> **Problem details**
The full set of entries is to be printed exactly, with pictures excluded.

> **Provided records**
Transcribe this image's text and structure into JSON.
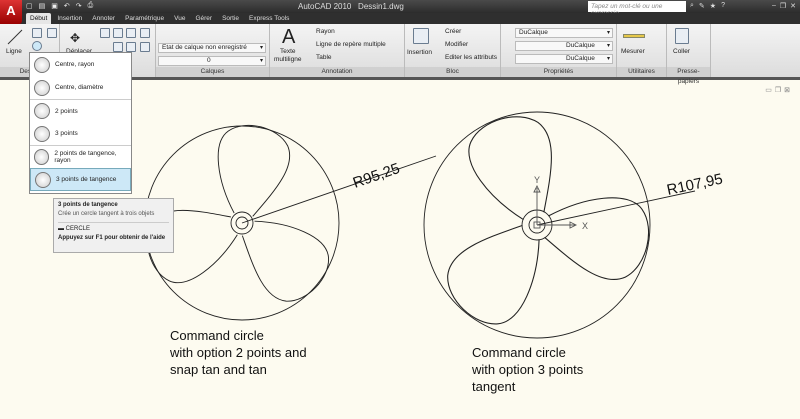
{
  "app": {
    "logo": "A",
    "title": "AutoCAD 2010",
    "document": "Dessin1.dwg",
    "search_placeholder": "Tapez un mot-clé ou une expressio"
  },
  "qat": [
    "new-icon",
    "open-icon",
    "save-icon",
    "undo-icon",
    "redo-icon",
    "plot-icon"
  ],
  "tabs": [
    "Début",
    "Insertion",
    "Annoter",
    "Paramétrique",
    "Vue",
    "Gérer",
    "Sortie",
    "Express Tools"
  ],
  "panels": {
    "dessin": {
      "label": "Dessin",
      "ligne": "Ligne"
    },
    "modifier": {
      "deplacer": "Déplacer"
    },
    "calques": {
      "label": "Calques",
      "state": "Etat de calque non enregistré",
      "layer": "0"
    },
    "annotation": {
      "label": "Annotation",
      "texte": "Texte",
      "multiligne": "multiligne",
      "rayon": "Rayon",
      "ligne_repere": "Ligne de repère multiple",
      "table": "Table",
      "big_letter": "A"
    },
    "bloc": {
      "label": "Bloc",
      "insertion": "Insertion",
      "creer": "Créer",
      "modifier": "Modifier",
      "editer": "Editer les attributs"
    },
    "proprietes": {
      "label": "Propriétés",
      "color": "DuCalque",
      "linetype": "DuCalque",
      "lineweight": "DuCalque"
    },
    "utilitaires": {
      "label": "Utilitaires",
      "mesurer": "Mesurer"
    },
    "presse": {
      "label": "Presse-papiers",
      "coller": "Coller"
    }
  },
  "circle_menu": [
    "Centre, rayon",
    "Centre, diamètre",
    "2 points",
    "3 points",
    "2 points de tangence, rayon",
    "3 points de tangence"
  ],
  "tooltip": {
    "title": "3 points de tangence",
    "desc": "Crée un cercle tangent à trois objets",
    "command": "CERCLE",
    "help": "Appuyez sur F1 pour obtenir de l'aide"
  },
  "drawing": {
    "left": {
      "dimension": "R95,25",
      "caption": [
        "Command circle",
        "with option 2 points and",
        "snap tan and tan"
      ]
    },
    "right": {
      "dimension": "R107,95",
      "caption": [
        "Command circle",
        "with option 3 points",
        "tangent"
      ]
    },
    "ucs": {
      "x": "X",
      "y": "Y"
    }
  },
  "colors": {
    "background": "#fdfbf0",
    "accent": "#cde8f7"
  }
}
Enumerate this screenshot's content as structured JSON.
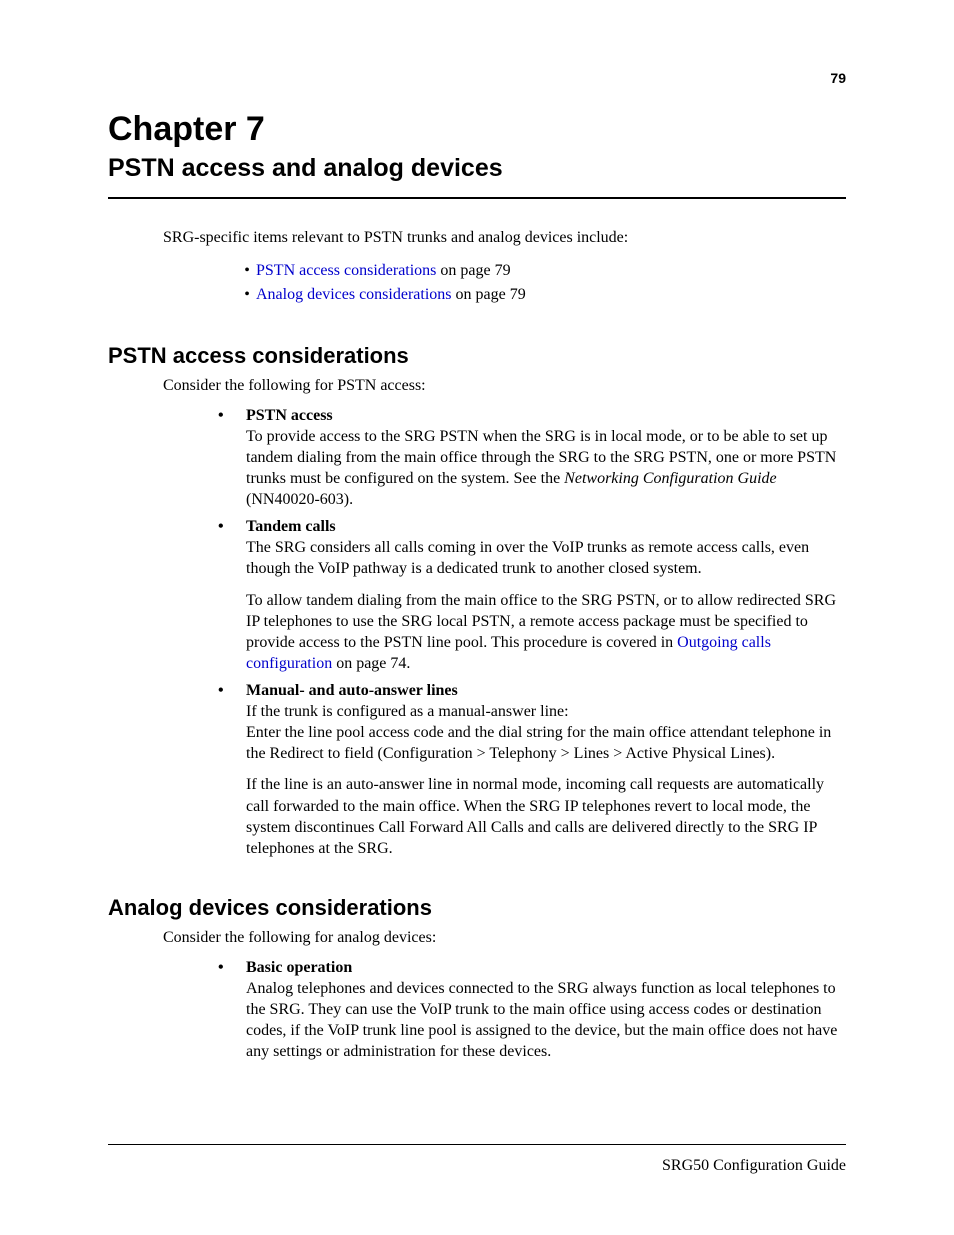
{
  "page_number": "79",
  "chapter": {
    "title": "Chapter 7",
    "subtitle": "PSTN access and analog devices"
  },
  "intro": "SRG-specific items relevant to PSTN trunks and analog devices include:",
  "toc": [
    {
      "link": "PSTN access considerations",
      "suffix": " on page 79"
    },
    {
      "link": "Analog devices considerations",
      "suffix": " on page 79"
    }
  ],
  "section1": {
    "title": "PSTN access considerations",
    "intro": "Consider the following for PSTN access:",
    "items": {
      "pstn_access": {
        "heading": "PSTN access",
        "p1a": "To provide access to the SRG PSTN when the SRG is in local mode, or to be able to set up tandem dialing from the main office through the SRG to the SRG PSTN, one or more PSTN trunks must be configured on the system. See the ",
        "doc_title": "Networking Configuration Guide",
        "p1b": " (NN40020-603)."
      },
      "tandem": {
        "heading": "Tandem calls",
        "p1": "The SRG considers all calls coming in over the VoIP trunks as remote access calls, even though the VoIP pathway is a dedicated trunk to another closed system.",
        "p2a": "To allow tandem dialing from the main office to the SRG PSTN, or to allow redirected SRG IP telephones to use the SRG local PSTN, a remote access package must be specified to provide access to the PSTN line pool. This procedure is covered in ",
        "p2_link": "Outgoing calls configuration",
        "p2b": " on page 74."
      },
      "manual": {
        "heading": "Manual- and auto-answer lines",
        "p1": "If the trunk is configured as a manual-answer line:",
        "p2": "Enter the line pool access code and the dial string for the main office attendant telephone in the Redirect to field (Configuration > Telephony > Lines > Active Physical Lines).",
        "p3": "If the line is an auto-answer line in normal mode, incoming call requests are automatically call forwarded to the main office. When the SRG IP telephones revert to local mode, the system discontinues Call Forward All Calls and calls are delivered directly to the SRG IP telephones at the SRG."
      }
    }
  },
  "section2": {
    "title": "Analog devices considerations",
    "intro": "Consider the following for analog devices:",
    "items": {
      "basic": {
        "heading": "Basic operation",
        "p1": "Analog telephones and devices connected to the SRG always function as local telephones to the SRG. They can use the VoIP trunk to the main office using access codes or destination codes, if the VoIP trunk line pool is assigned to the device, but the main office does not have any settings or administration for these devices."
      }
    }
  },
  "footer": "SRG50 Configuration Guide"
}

> **Written answer**
Transcribe this image's text and structure into JSON.
{
  "app": {
    "logo": "A",
    "title": "AutoCAD 2010",
    "document": "Dessin1.dwg",
    "search_placeholder": "Tapez un mot-clé ou une expressio"
  },
  "qat": [
    "new-icon",
    "open-icon",
    "save-icon",
    "undo-icon",
    "redo-icon",
    "plot-icon"
  ],
  "tabs": [
    "Début",
    "Insertion",
    "Annoter",
    "Paramétrique",
    "Vue",
    "Gérer",
    "Sortie",
    "Express Tools"
  ],
  "panels": {
    "dessin": {
      "label": "Dessin",
      "ligne": "Ligne"
    },
    "modifier": {
      "deplacer": "Déplacer"
    },
    "calques": {
      "label": "Calques",
      "state": "Etat de calque non enregistré",
      "layer": "0"
    },
    "annotation": {
      "label": "Annotation",
      "texte": "Texte",
      "multiligne": "multiligne",
      "rayon": "Rayon",
      "ligne_repere": "Ligne de repère multiple",
      "table": "Table",
      "big_letter": "A"
    },
    "bloc": {
      "label": "Bloc",
      "insertion": "Insertion",
      "creer": "Créer",
      "modifier": "Modifier",
      "editer": "Editer les attributs"
    },
    "proprietes": {
      "label": "Propriétés",
      "color": "DuCalque",
      "linetype": "DuCalque",
      "lineweight": "DuCalque"
    },
    "utilitaires": {
      "label": "Utilitaires",
      "mesurer": "Mesurer"
    },
    "presse": {
      "label": "Presse-papiers",
      "coller": "Coller"
    }
  },
  "circle_menu": [
    "Centre, rayon",
    "Centre, diamètre",
    "2 points",
    "3 points",
    "2 points de tangence, rayon",
    "3 points de tangence"
  ],
  "tooltip": {
    "title": "3 points de tangence",
    "desc": "Crée un cercle tangent à trois objets",
    "command": "CERCLE",
    "help": "Appuyez sur F1 pour obtenir de l'aide"
  },
  "drawing": {
    "left": {
      "dimension": "R95,25",
      "caption": [
        "Command circle",
        "with option 2 points and",
        "snap tan and tan"
      ]
    },
    "right": {
      "dimension": "R107,95",
      "caption": [
        "Command circle",
        "with option 3 points",
        "tangent"
      ]
    },
    "ucs": {
      "x": "X",
      "y": "Y"
    }
  },
  "colors": {
    "background": "#fdfbf0",
    "accent": "#cde8f7"
  }
}
Enumerate this screenshot's content as structured JSON.
{
  "page_number": "79",
  "chapter": {
    "title": "Chapter 7",
    "subtitle": "PSTN access and analog devices"
  },
  "intro": "SRG-specific items relevant to PSTN trunks and analog devices include:",
  "toc": [
    {
      "link": "PSTN access considerations",
      "suffix": " on page 79"
    },
    {
      "link": "Analog devices considerations",
      "suffix": " on page 79"
    }
  ],
  "section1": {
    "title": "PSTN access considerations",
    "intro": "Consider the following for PSTN access:",
    "items": {
      "pstn_access": {
        "heading": "PSTN access",
        "p1a": "To provide access to the SRG PSTN when the SRG is in local mode, or to be able to set up tandem dialing from the main office through the SRG to the SRG PSTN, one or more PSTN trunks must be configured on the system. See the ",
        "doc_title": "Networking Configuration Guide",
        "p1b": " (NN40020-603)."
      },
      "tandem": {
        "heading": "Tandem calls",
        "p1": "The SRG considers all calls coming in over the VoIP trunks as remote access calls, even though the VoIP pathway is a dedicated trunk to another closed system.",
        "p2a": "To allow tandem dialing from the main office to the SRG PSTN, or to allow redirected SRG IP telephones to use the SRG local PSTN, a remote access package must be specified to provide access to the PSTN line pool. This procedure is covered in ",
        "p2_link": "Outgoing calls configuration",
        "p2b": " on page 74."
      },
      "manual": {
        "heading": "Manual- and auto-answer lines",
        "p1": "If the trunk is configured as a manual-answer line:",
        "p2": "Enter the line pool access code and the dial string for the main office attendant telephone in the Redirect to field (Configuration > Telephony > Lines > Active Physical Lines).",
        "p3": "If the line is an auto-answer line in normal mode, incoming call requests are automatically call forwarded to the main office. When the SRG IP telephones revert to local mode, the system discontinues Call Forward All Calls and calls are delivered directly to the SRG IP telephones at the SRG."
      }
    }
  },
  "section2": {
    "title": "Analog devices considerations",
    "intro": "Consider the following for analog devices:",
    "items": {
      "basic": {
        "heading": "Basic operation",
        "p1": "Analog telephones and devices connected to the SRG always function as local telephones to the SRG. They can use the VoIP trunk to the main office using access codes or destination codes, if the VoIP trunk line pool is assigned to the device, but the main office does not have any settings or administration for these devices."
      }
    }
  },
  "footer": "SRG50 Configuration Guide"
}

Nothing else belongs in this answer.